Excerpts from an interface dataset
┄┄┄┄┄┄┄┄┄┄┄┄┄┄┄┄┄┄┄┄
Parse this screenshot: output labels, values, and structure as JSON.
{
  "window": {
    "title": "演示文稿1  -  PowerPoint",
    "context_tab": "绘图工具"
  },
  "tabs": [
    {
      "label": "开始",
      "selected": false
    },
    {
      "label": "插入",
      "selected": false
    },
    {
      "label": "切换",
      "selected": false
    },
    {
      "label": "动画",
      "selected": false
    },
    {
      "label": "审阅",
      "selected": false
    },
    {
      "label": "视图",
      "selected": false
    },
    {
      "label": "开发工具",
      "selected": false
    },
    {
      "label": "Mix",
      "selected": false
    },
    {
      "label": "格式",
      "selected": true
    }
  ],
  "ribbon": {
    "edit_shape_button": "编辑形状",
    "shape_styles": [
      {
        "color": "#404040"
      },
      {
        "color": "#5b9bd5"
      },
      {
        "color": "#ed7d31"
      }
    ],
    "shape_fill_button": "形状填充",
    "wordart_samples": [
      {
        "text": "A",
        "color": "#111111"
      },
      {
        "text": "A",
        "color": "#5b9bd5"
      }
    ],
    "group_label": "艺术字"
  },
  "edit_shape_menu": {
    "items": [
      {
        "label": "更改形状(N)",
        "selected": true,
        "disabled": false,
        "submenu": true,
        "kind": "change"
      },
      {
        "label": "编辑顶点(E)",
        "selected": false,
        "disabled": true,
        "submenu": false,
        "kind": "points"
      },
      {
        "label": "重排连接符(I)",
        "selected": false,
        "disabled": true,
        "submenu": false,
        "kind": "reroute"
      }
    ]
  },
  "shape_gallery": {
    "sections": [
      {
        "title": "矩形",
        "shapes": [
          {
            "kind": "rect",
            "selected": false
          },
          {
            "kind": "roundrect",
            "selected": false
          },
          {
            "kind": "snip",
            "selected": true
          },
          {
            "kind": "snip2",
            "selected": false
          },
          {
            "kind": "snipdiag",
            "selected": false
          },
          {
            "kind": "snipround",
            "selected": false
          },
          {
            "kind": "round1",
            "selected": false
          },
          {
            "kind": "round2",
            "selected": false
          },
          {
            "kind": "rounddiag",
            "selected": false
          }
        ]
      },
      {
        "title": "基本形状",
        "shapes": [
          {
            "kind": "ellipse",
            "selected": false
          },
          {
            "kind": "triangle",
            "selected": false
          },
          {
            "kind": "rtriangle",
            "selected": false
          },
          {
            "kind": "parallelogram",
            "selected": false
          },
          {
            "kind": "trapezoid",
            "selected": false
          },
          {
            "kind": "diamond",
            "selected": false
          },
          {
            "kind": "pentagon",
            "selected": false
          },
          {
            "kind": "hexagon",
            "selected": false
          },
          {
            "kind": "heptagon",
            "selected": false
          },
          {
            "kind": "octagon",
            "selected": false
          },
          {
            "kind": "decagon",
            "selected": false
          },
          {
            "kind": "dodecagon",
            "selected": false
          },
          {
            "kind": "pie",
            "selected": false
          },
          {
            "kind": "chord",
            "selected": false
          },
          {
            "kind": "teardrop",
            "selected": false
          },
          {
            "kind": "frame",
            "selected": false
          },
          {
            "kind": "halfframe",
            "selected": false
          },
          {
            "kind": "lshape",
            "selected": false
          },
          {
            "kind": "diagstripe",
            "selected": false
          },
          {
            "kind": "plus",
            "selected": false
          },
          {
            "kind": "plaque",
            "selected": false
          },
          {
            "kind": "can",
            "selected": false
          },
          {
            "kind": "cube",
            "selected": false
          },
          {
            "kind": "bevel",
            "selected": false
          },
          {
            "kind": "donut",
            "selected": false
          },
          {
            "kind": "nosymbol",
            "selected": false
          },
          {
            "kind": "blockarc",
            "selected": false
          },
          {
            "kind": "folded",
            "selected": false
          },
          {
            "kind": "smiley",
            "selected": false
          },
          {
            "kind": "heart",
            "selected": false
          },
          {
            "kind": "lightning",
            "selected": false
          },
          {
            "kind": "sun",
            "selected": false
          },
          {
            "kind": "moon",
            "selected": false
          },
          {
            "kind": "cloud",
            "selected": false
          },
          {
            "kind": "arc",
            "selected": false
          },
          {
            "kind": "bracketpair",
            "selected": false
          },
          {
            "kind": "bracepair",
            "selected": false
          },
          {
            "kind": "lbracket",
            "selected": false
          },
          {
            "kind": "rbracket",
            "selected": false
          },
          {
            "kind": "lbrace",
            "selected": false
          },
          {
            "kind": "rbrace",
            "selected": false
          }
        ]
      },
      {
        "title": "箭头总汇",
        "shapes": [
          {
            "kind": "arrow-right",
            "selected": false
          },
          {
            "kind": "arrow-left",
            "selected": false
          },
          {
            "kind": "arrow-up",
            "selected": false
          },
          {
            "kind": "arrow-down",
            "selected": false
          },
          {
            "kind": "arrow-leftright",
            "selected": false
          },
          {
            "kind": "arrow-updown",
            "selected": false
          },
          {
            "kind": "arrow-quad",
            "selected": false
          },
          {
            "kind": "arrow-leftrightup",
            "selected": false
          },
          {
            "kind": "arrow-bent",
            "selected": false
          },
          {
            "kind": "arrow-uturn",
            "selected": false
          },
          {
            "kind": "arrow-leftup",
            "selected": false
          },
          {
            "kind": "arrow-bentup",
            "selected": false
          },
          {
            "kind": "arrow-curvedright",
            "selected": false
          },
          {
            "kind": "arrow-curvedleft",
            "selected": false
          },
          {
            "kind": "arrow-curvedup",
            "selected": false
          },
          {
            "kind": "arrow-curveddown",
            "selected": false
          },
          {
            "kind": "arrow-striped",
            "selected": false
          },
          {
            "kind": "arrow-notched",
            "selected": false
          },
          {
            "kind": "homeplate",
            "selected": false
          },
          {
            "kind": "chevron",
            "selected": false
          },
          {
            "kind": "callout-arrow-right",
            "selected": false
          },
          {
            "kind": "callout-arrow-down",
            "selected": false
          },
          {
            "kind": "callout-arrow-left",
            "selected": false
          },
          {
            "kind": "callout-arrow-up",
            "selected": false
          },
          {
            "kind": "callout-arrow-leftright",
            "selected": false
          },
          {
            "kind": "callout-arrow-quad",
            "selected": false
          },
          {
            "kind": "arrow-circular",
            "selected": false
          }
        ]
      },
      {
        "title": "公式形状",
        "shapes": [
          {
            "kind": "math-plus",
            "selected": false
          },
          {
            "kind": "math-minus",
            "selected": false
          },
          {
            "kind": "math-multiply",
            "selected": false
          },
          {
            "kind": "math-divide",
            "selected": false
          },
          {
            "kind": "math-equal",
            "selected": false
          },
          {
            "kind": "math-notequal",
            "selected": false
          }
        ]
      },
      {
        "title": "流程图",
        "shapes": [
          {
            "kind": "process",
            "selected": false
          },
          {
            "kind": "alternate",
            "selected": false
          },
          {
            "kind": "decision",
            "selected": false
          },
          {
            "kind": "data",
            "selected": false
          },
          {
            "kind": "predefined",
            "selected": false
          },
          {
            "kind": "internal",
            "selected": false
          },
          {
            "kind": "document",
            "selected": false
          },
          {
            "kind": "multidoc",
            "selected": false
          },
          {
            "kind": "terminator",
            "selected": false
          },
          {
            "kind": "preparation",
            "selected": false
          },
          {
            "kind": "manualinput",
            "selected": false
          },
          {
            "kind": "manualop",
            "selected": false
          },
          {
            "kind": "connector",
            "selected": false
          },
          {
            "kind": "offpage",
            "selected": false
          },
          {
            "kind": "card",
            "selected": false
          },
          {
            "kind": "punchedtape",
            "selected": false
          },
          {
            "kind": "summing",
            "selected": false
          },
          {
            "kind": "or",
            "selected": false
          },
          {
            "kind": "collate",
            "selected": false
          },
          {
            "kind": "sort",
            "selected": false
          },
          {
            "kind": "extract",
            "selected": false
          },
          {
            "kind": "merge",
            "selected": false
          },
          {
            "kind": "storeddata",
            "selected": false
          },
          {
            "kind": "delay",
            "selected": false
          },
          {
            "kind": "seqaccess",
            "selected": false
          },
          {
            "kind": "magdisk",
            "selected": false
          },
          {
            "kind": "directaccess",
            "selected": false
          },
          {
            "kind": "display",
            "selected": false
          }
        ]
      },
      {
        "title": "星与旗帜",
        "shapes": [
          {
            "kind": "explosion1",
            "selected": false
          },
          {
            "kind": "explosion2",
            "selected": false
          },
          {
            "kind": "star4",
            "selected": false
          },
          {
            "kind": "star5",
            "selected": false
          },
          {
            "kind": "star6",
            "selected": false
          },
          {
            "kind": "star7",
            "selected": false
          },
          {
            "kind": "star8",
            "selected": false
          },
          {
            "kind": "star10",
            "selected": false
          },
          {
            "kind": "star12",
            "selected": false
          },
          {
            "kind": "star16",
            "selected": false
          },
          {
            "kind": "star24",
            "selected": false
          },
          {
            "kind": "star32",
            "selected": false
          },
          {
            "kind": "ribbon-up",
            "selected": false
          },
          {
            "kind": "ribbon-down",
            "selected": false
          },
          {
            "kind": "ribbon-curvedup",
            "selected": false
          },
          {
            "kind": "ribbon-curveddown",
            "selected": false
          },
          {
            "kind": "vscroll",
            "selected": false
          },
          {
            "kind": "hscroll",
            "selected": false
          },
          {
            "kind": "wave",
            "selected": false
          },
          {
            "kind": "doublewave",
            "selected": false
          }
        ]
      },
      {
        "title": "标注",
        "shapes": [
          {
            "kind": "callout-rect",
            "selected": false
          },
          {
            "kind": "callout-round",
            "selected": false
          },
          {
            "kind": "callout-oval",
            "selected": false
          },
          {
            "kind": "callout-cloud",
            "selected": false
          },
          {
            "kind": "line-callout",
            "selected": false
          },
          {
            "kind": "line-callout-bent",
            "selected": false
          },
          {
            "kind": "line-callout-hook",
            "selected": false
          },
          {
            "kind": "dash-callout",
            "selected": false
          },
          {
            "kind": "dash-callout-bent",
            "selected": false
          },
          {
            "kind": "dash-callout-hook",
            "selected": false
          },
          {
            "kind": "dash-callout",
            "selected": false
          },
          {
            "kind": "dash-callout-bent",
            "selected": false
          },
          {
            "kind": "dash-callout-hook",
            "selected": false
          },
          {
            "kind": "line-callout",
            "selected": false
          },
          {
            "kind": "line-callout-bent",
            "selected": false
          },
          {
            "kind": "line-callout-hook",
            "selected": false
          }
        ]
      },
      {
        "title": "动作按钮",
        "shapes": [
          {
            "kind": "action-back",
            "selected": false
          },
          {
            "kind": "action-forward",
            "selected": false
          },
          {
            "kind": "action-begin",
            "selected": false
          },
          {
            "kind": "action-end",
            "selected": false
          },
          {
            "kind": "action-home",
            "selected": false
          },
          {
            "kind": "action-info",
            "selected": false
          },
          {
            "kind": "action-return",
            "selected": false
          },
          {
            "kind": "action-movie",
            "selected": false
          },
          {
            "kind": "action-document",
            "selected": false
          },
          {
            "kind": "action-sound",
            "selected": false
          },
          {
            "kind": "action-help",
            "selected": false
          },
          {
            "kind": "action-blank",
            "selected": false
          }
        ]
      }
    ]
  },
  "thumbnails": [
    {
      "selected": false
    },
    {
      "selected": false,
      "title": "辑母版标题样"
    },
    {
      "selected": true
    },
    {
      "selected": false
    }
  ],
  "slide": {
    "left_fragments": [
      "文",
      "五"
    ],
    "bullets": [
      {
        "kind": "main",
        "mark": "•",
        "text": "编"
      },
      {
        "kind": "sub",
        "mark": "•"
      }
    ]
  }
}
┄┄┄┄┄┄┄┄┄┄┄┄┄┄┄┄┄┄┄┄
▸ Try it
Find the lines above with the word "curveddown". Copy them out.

▸ Solution for this task
            "kind": "arrow-curveddown",
            "kind": "ribbon-curveddown",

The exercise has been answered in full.